Initial findings from the Walnuts and Healthy Aging (WAHA) study presented at Experimental Biology 2016 (EB) indicate that daily walnut consumption positively impacts blood cholesterol levels without adverse effects on body weight among older adults.
Research offers hope for better treatments for retinal degenerative diseases
Transplantation of RPE cells derived from induced pluripotent stem cells (iPSCs) is one therapeutic approach that researchers have explored to treat retinal diseases such as macular degeneration, but life-long immune suppression drugs are necessary because the "mother" cells are derived from donors unrelated to the patient.
Potential new approaches to treating eye diseases
Potential new approaches to treating eye diseases such as age-related macular degeneration (AMD) are described in a new study, "IL-33 amplifies an innate immune response in the degenerating retina," in the February Journal of Experimental Medicine.
The connection between excess iron and Parkinson's disease
It's long been known that excess iron is found in the brains of patients with Parkinson's disease (PD), an incurable neurodegenerative condition that affects motor function.

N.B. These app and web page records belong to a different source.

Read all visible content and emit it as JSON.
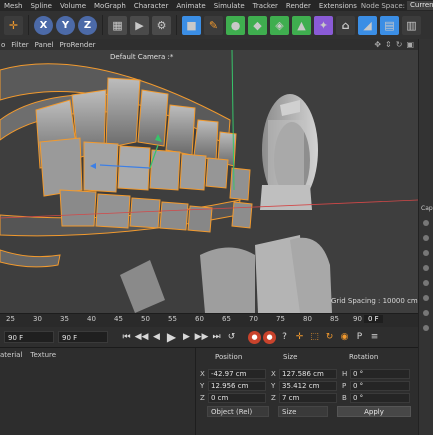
{
  "menu": {
    "items": [
      "Mesh",
      "Spline",
      "Volume",
      "MoGraph",
      "Character",
      "Animate",
      "Simulate",
      "Tracker",
      "Render",
      "Extensions"
    ],
    "node_space_label": "Node Space:",
    "node_space_value": "Current"
  },
  "toolbar": {
    "axis_x": "X",
    "axis_y": "Y",
    "axis_z": "Z"
  },
  "viewport_menu": {
    "items": [
      "o",
      "Filter",
      "Panel",
      "ProRender"
    ],
    "camera": "Default Camera :*",
    "grid_spacing": "Grid Spacing : 10000 cm"
  },
  "timeline": {
    "ticks": [
      "25",
      "30",
      "35",
      "40",
      "45",
      "50",
      "55",
      "60",
      "65",
      "70",
      "75",
      "80",
      "85",
      "90"
    ],
    "current_frame": "0 F",
    "start_frame": "90 F",
    "end_frame": "90 F"
  },
  "material": {
    "tabs": [
      "aterial",
      "Texture"
    ]
  },
  "coordinates": {
    "position_header": "Position",
    "size_header": "Size",
    "rotation_header": "Rotation",
    "rows": [
      {
        "pos_label": "X",
        "pos_value": "-42.97 cm",
        "size_label": "X",
        "size_value": "127.586 cm",
        "rot_label": "H",
        "rot_value": "0 °"
      },
      {
        "pos_label": "Y",
        "pos_value": "12.956 cm",
        "size_label": "Y",
        "size_value": "35.412 cm",
        "rot_label": "P",
        "rot_value": "0 °"
      },
      {
        "pos_label": "Z",
        "pos_value": "0 cm",
        "size_label": "Z",
        "size_value": "7 cm",
        "rot_label": "B",
        "rot_value": "0 °"
      }
    ],
    "mode_dropdown": "Object (Rel)",
    "size_dropdown": "Size",
    "apply_label": "Apply"
  },
  "side_panel": {
    "label": "Cap"
  },
  "colors": {
    "selection_outline": "#f29a2e",
    "accent_blue": "#3b8ee5",
    "viewport_bg": "#3d3d3d"
  }
}
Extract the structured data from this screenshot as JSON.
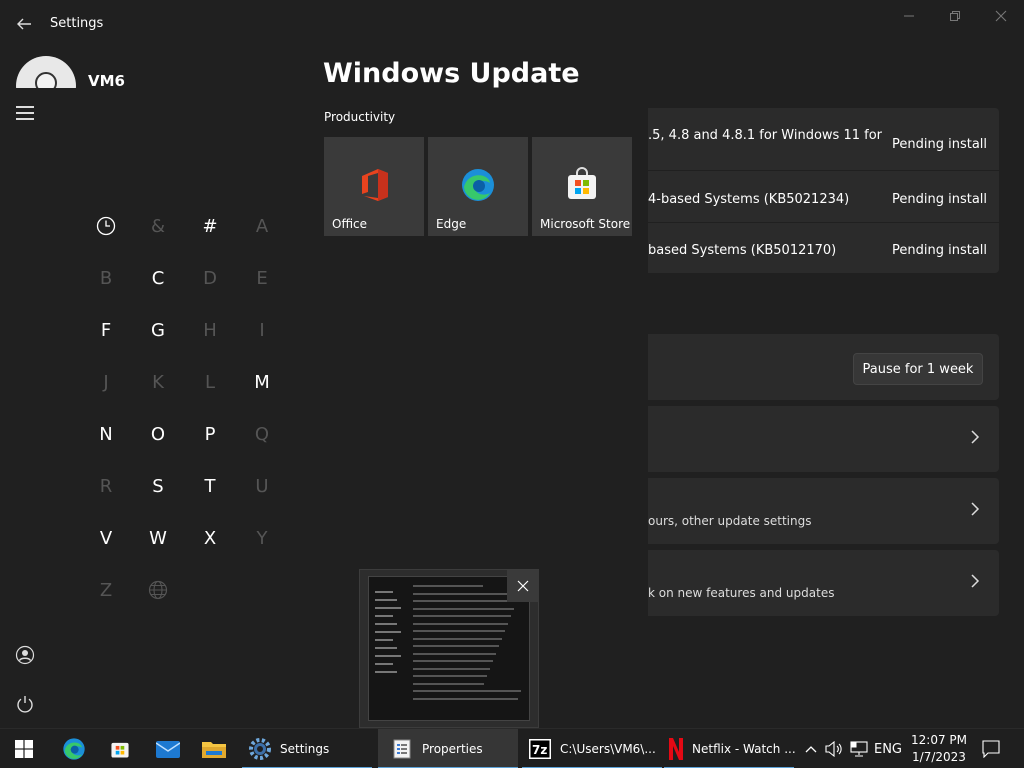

The mechanism by which the iron wreaks damage on neurons involved in PD has not been clear.
Vegetables fried with olive oil have more healthy properties than boiled ones
Researchers from the University of Granada (UGR) have proven that frying in Extra Virgin Olive Oil (EVOO) is the cooking method that increases the phenolic fraction present in raw vegetables used in Mediterranean diet (potato, pumpkin, tomato and eggplant) the most.
More Macular Degeneration Current Events and Macular Degeneration News Articles